It’s one of those topics that has been hiding, in many ways, in plain sight. Imagine if we all learned decision-making before, say, turning 18 or joining the workforce? Is there anything we do more frequently that has higher stakes than making good choices? If we could master decision-making, the world might get along just a little bit better, and everyone would live happier lives.

Is there a system that can help us solve complex problems? And is there a way to do it that boosts our confidence in our decision-making capabilities and enables us to have conviction that our solution is likely to succeed?

AREA is an acronym that enables users to work with, and through, ambiguity to make decisions:

  • Absolute: primary, uninfluenced information from the source at the center of your research and decision-making process
  • Relative: the perspectives of outsiders around your research subject
  • Exploration and Exploitation: the twin engines of creativity, one focused on expanding your research breadth and the other on deepening your understanding of yourself as a decision-maker
  • Analysis: synthesizing and interpreting the information you collected

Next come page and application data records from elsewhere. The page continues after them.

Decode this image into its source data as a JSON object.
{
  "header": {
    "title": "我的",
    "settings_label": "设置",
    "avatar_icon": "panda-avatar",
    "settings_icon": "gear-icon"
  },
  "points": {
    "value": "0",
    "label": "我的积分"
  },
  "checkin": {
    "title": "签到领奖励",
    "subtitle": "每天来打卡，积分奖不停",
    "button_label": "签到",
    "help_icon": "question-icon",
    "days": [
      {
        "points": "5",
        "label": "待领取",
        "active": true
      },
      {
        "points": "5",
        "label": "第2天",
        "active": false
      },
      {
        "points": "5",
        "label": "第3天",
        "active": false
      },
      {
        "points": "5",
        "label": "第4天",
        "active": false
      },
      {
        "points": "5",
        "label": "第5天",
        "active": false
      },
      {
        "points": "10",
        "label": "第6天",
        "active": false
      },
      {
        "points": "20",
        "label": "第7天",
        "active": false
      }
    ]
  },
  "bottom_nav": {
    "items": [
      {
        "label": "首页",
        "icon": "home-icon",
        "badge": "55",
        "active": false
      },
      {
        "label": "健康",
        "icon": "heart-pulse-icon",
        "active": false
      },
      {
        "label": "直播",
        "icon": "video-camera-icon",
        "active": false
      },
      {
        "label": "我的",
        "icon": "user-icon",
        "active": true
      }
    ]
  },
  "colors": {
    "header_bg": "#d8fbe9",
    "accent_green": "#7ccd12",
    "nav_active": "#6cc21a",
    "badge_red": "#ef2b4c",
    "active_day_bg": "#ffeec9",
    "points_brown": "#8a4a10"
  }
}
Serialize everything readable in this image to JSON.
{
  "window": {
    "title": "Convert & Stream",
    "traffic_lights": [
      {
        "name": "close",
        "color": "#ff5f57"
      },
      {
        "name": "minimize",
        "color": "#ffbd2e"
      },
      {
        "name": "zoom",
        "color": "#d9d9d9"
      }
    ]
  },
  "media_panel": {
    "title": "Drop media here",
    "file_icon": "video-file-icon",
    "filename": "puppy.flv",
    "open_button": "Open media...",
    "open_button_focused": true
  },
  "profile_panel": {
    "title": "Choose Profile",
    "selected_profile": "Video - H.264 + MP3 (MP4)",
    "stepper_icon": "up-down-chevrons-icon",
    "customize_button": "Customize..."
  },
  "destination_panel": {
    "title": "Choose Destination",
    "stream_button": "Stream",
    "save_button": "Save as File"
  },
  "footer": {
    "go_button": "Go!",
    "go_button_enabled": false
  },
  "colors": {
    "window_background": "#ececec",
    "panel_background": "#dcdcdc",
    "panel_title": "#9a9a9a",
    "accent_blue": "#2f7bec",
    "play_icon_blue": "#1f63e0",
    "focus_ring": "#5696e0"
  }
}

AREA can be boiled down to four simple steps that you can use immediately to help you make smarter, better decisions when you’re facing a complex problem:

1. Recognize that research is a fundamental part of decision-making.

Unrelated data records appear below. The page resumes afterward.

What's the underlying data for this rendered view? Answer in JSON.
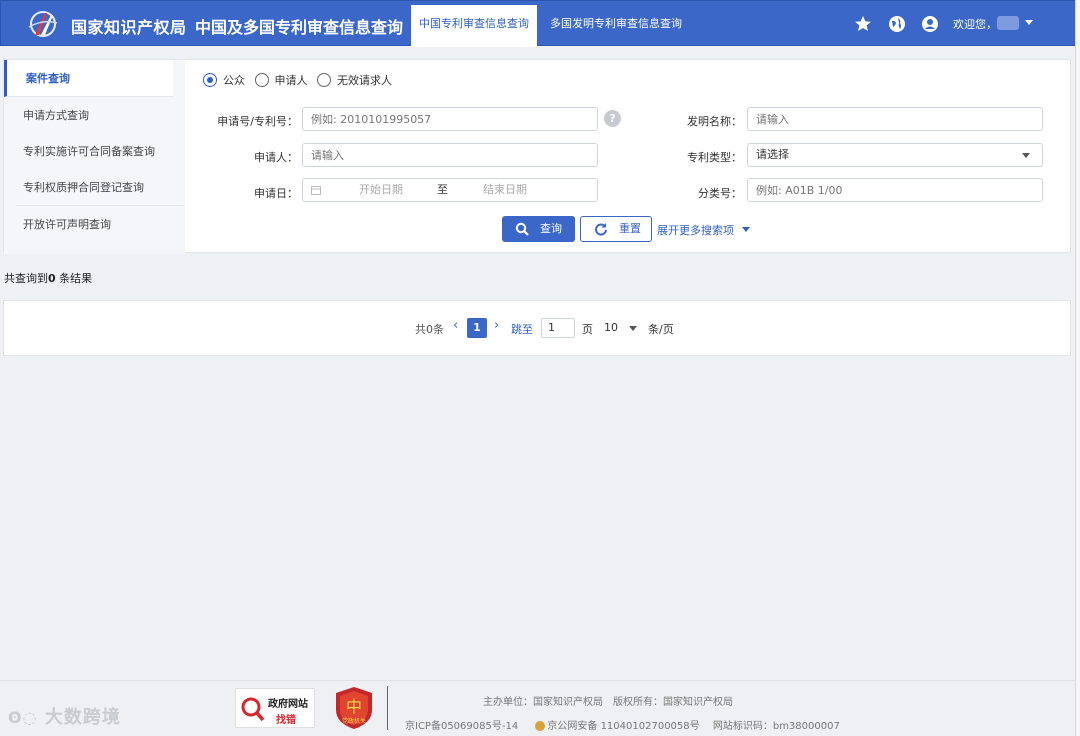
{
  "header": {
    "brand": "国家知识产权局",
    "system_title": "中国及多国专利审查信息查询",
    "tabs": [
      {
        "label": "中国专利审查信息查询",
        "active": true
      },
      {
        "label": "多国发明专利审查信息查询",
        "active": false
      }
    ],
    "welcome": "欢迎您，",
    "icons": [
      "star-icon",
      "globe-icon",
      "user-icon",
      "chevron-down-icon"
    ]
  },
  "sidebar": {
    "items": [
      {
        "label": "案件查询",
        "active": true
      },
      {
        "label": "申请方式查询",
        "active": false
      },
      {
        "label": "专利实施许可合同备案查询",
        "active": false
      },
      {
        "label": "专利权质押合同登记查询",
        "active": false
      },
      {
        "label": "开放许可声明查询",
        "active": false
      }
    ]
  },
  "form": {
    "roles": [
      {
        "label": "公众",
        "checked": true
      },
      {
        "label": "申请人",
        "checked": false
      },
      {
        "label": "无效请求人",
        "checked": false
      }
    ],
    "app_no_label": "申请号/专利号：",
    "app_no_placeholder": "例如: 2010101995057",
    "invention_name_label": "发明名称：",
    "invention_name_placeholder": "请输入",
    "applicant_label": "申请人：",
    "applicant_placeholder": "请输入",
    "patent_type_label": "专利类型：",
    "patent_type_value": "请选择",
    "app_date_label": "申请日：",
    "start_date_placeholder": "开始日期",
    "date_sep": "至",
    "end_date_placeholder": "结束日期",
    "class_no_label": "分类号：",
    "class_no_placeholder": "例如: A01B 1/00",
    "help_glyph": "?",
    "search_label": "查询",
    "reset_label": "重置",
    "expand_label": "展开更多搜索项"
  },
  "results": {
    "prefix": "共查询到",
    "count": "0",
    "suffix": "条结果"
  },
  "pagination": {
    "total": "共0条",
    "current_page": "1",
    "jump_label": "跳至",
    "jump_value": "1",
    "page_unit": "页",
    "page_size": "10",
    "size_unit": "条/页"
  },
  "footer": {
    "badge_gov_line1": "政府网站",
    "badge_gov_line2": "找错",
    "badge_party": "党政机关",
    "sponsor": "主办单位：国家知识产权局　版权所有：国家知识产权局",
    "icp": "京ICP备05069085号-14",
    "police": "京公网安备 11040102700058号",
    "site_code": "网站标识码：bm38000007",
    "watermark": "大数跨境"
  },
  "colors": {
    "primary": "#3a67c8",
    "header_bg": "#3a67c8",
    "active_text": "#2f5fc4"
  }
}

In reality, your ability to make a thoughtful decision is dependent upon the quality of the information you have. Therefore, a good research process should be an integral part of a decision-making framework. But keep in mind: “Research” is an umbrella term for a whole series of tricky steps that needs to be carefully navigated and thoughtfully completed. Break down your research so it’s manageable and organized.

2. Be aware that we are all flawed thinkers.

Much has been written lately about how we are all prey to mental mistakes. Behavioral science research and books like Robert Cialdini’s “Influence: The Psychology of Persuasion” and Daniel Kahneman’s “Thinking, Fast and Slow” explain that we rely on faulty intuition and are swayed by authority and public sentiment. This new research explores the many ways that we allow biases, snap judgments and assumptions to drive our decision-making. Having a heightened awareness that we don’t see the world as it is, but that rather we see it as we are, can help prevent mistakes.

3. Address the critical component of timing by resisting rushing to judgment.

High-stakes decisions deserve time and attention, but often, we’re in such a rush to reach a conclusion that we never really take the time for deep reflection. We’re already over-programmed, answering emails late at night and waking to urgent texts. We struggle with the need to react when we also need to really think.

We all need a way to have a check and balance for bias, and that’s why a thoughtful process focuses on alerting you to disconfirming data. The idea is that when it comes to making big decisions, we deserve the time needed for thoughtful reflection as well as tools for examining both our data and our thinking. Insight doesn’t come from collecting information alone; it comes from brainwork, so slow down and think about the meaning behind the information you are gathering and the work you are doing.

4. Recognize that good decision-making needs a repeatable process that works as a feedback loop.

Not all investigations are linear, nor should they be. At times, you need to be driven back into earlier steps to do more work, collect more data or conduct more analysis.

We can’t control our luck, but we can control our process and, in doing so, make smarter, better decisions.